NBBrownBread   There’s nothing like home made from the oven bread.  I have a bread maker that I use often, this bread though is an old family recipe that I haven’t figured out how to translate to bread machine.  On the other hand, sometimes it’s just fun to punch and roll out tension on a floured kitchen table with a big ball of dough.

About this bread:  New Brunswick brown bread is a little bit like Boston brown bread but somewhat lighter.  I have never found it anywhere other than here in New Brunswick, and it is even difficult to find to buy it so I’m sharing a recipe that my mother-in-law literally dictated off the top of her head one summer evening at the cottage while she made her own loaves.

So far the last five or six times I’ve made this recipe it’s worked perfectly so my little fine tuning seems to have worked.  Try it yourself and you just may be like me, making it faithfully at least once a week.  It’s our little New Brunswick pleasure 🙂

Oat mixture:

1 1/2 cups boiling water

1 cup old fashioned oats

2 tablespoons shortening

2 teaspoons salt

Yeast and bread:

1 package (1/4 oz = 2 1/4 teaspoons) active dry yeast

3/4 cups warm water (110 to 115 degrees F)
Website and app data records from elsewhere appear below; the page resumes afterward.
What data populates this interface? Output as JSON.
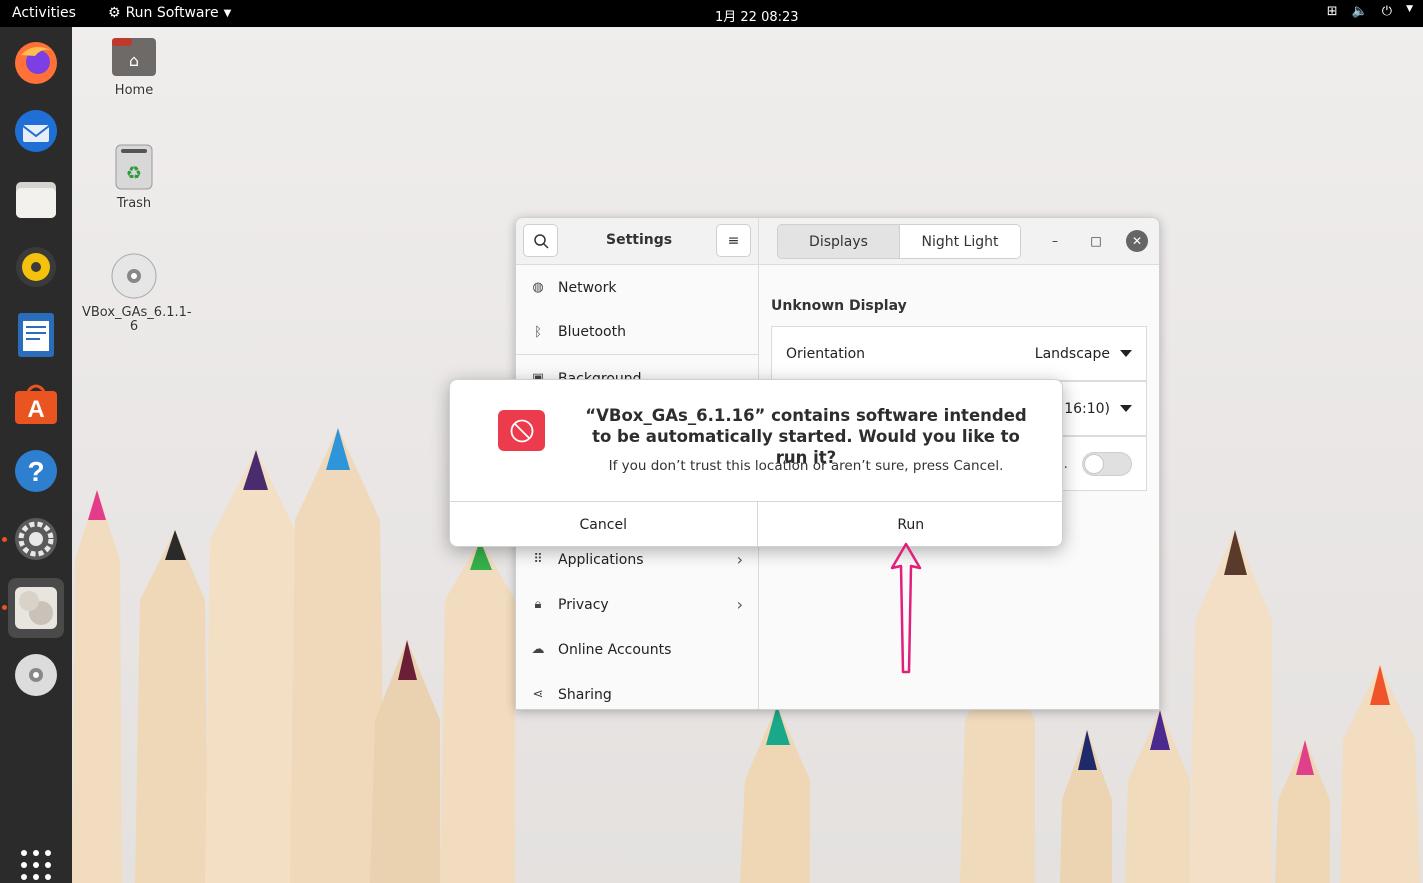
{
  "topbar": {
    "activities": "Activities",
    "app_menu": "Run Software",
    "clock": "1月 22  08:23"
  },
  "dock": {
    "items": [
      "firefox-icon",
      "thunderbird-icon",
      "files-icon",
      "rhythmbox-icon",
      "libreoffice-writer-icon",
      "ubuntu-software-icon",
      "help-icon",
      "settings-icon",
      "software-updater-icon",
      "optical-disc-icon",
      "show-applications-icon"
    ]
  },
  "desktop": {
    "home_label": "Home",
    "trash_label": "Trash",
    "disc_label": "VBox_GAs_6.1.1-6"
  },
  "settings": {
    "title": "Settings",
    "sidebar": {
      "network": "Network",
      "bluetooth": "Bluetooth",
      "background": "Background",
      "applications": "Applications",
      "privacy": "Privacy",
      "online_accounts": "Online Accounts",
      "sharing": "Sharing"
    },
    "tabs": {
      "displays": "Displays",
      "night_light": "Night Light"
    },
    "display_name": "Unknown Display",
    "orientation_label": "Orientation",
    "orientation_value": "Landscape",
    "resolution_value_partial": "16:10)",
    "scale_partial": "..."
  },
  "dialog": {
    "title": "“VBox_GAs_6.1.16” contains software intended to be automatically started. Would you like to run it?",
    "subtitle": "If you don’t trust this location or aren’t sure, press Cancel.",
    "cancel": "Cancel",
    "run": "Run",
    "icon_color": "#ec3b4c"
  },
  "annotation": {
    "arrow_color": "#e0207a"
  }
}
1/2 teaspoons sugar

1/4 cup molasses

1/4 cup brown sugar

4 3/4 to 5 1/4 cups all purpose flour

melted butter or margarine (optional)

Combine the 1st four ingredients (water, oats, shortening, salt) in a medium sized mixing bowl. Cool to 110 to 115 (to me that’s just a bit warm on the inside of the wrist). In a large mixing bowl, dissolve yeast in warm water. Sprinkle with sugar. Add molasses, brown sugar, oat mixture and 3 cups flour. Mix well. Add enough remaining flour to form a soft dough. Turn onto a floured surface and knead until smooth and elastic, about 6-8 minutes. Place in a large greased mixing bowl. Turn once to grease top. Cover and let rise in a warm place until doubled, about an hour. Punch down dough. Divide in half; shape into loaves. Place in 2 greased 9x5x3 loaf pans. Cover and let rise until doubled, about 30 – 45 minutes. Bake at 375 degrees until golden brown, about 30-35 minutes. Remove from pans and cool on wire racks. If desired, brush with butter. Yield: 2 loaves.